A U.S. District Court jury in San Francisco has awarded $28 million to a group of 2,062 retired pro football players in a class-action lawsuit against the National Football League Players Association. The NFLPA is the union which represents active NFL players.
The jury returned a $7 million verdict against the NFLPA and then piled on $21 million worth of punitive damages.
While Madden publisher Electronic Arts was not a party in the case, the NFLPA’s negotiations with EA over licensing the images of retired players was a central piece of evidence in the trial, which lasted for three weeks.
As GamePolitics reported before the trial began, lawyers for the retired players uncovered several "smoking gun" e-mails which indicated that the NFLPA not only sold rights to the retired players at below market value, but deliberately undercut potential competition from rival sports publisher Take-Two Interactive.
Those critical e-mails include a message from former NFLPA exec LaShun Lawson to Madden producer Jeremy Strauser:
For all retired players that are not listed… their identity must be altered so that it cannot be recognized [by Madden players]… Hence, any and all players not listed… cannot be represented in Madden 2002 with the number that player actually wore, and must be scrambled.
In an apparent reference to Take-Two’s failed All-Pro Football 2K8, an e-mail from NFLPA exec Clay Walker touches on how Take-Two lost out in the union’s deal with EA:
Take Two… went after retired players to create an “NFL” style video game after we gave the exclusive to EA. I was able to forge this deal with [the Pro Football Hall of Fame] that provides them with $400K per year (which is significantly below market rate) in exchange for the HOF player rights. EA owes me a huge favor because that threat was enough to persuade Take Two to back off its plans, leaving EA as the only professional football videogame manufacturer out there.
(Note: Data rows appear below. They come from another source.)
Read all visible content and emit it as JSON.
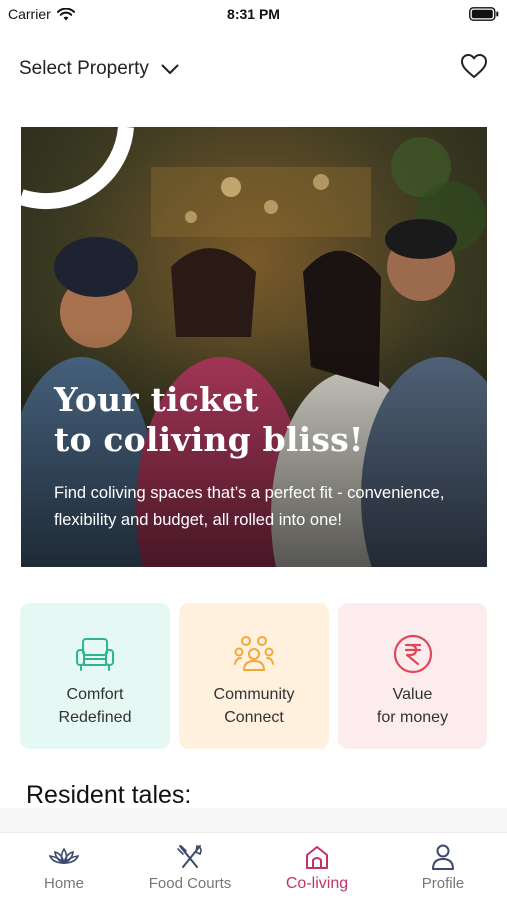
{
  "status_bar": {
    "carrier": "Carrier",
    "time": "8:31 PM"
  },
  "header": {
    "select_property": "Select Property"
  },
  "hero": {
    "title_line1": "Your ticket",
    "title_line2": "to coliving bliss!",
    "subtitle": "Find coliving spaces that’s a perfect fit - convenience, flexibility and budget, all rolled into one!"
  },
  "features": [
    {
      "line1": "Comfort",
      "line2": "Redefined",
      "icon": "sofa-icon",
      "bg": "#e6f8f3",
      "accent": "#2fb58f"
    },
    {
      "line1": "Community",
      "line2": "Connect",
      "icon": "community-icon",
      "bg": "#fff1de",
      "accent": "#f0a93a"
    },
    {
      "line1": "Value",
      "line2": "for money",
      "icon": "rupee-icon",
      "bg": "#fdecee",
      "accent": "#e0475a"
    }
  ],
  "resident": {
    "title": "Resident tales:"
  },
  "tabs": [
    {
      "label": "Home",
      "icon": "lotus-icon",
      "active": false
    },
    {
      "label": "Food Courts",
      "icon": "fork-knife-icon",
      "active": false
    },
    {
      "label": "Co-living",
      "icon": "house-icon",
      "active": true
    },
    {
      "label": "Profile",
      "icon": "person-icon",
      "active": false
    }
  ],
  "colors": {
    "active_tab": "#c2336b",
    "inactive_tab": "#777777"
  }
}
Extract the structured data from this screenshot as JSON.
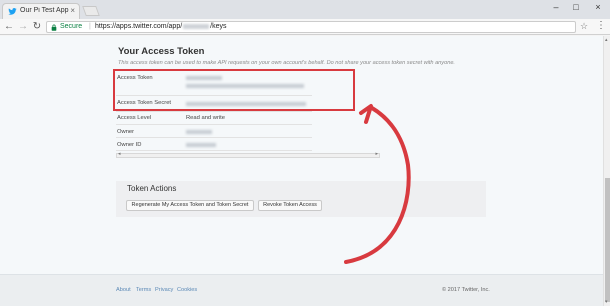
{
  "browser": {
    "tab_title": "Our Pi Test App | Twitter",
    "close_glyph": "×",
    "secure_label": "Secure",
    "url_prefix": "https://apps.twitter.com/app/",
    "url_suffix": "/keys",
    "window_controls": {
      "minimize": "–",
      "maximize": "□",
      "close": "×"
    },
    "nav": {
      "back": "←",
      "forward": "→",
      "reload": "↻"
    },
    "star": "☆",
    "menu": "⋮"
  },
  "access_token": {
    "title": "Your Access Token",
    "subtitle": "This access token can be used to make API requests on your own account's behalf. Do not share your access token secret with anyone.",
    "rows": [
      {
        "label": "Access Token",
        "value": ""
      },
      {
        "label": "Access Token Secret",
        "value": ""
      },
      {
        "label": "Access Level",
        "value": "Read and write"
      },
      {
        "label": "Owner",
        "value": ""
      },
      {
        "label": "Owner ID",
        "value": ""
      }
    ]
  },
  "token_actions": {
    "title": "Token Actions",
    "regenerate_label": "Regenerate My Access Token and Token Secret",
    "revoke_label": "Revoke Token Access"
  },
  "footer": {
    "links": [
      "About",
      "Terms",
      "Privacy",
      "Cookies"
    ],
    "copyright": "© 2017 Twitter, Inc."
  },
  "colors": {
    "annotation": "#d83a3f",
    "link": "#5b89b6",
    "twitter_blue": "#1da1f2",
    "secure_green": "#0b8043"
  },
  "icons": [
    "twitter-bird-icon",
    "lock-icon",
    "star-icon",
    "menu-icon",
    "back-icon",
    "forward-icon",
    "reload-icon",
    "curved-arrow-annotation"
  ]
}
At issue was the depiction of old school players on classic NFL teams included with Madden. The Los Angeles Times reports that each retired player involved in the lawsuit will receive $13,000. Lead plaintiff Herb Adderley, who wept when the verdict was read, told the L.A. Times:
If you look at the 1967 Green Bay Packers in that game, you’ll know that the only left cornerback that year had to be Herb Adderley, but they scrambled my face and took the number off of my jersey. Yet, they had my correct height, weight and years of experience.
The San Francisco Chronicle reports that defense lawyer Jeffrey Kessler expects the jury’s verdict to be overturned, calling it "unjust as a matter of law." An appeal to the 9th Circuit Court by the NFLPA seems virtually assured.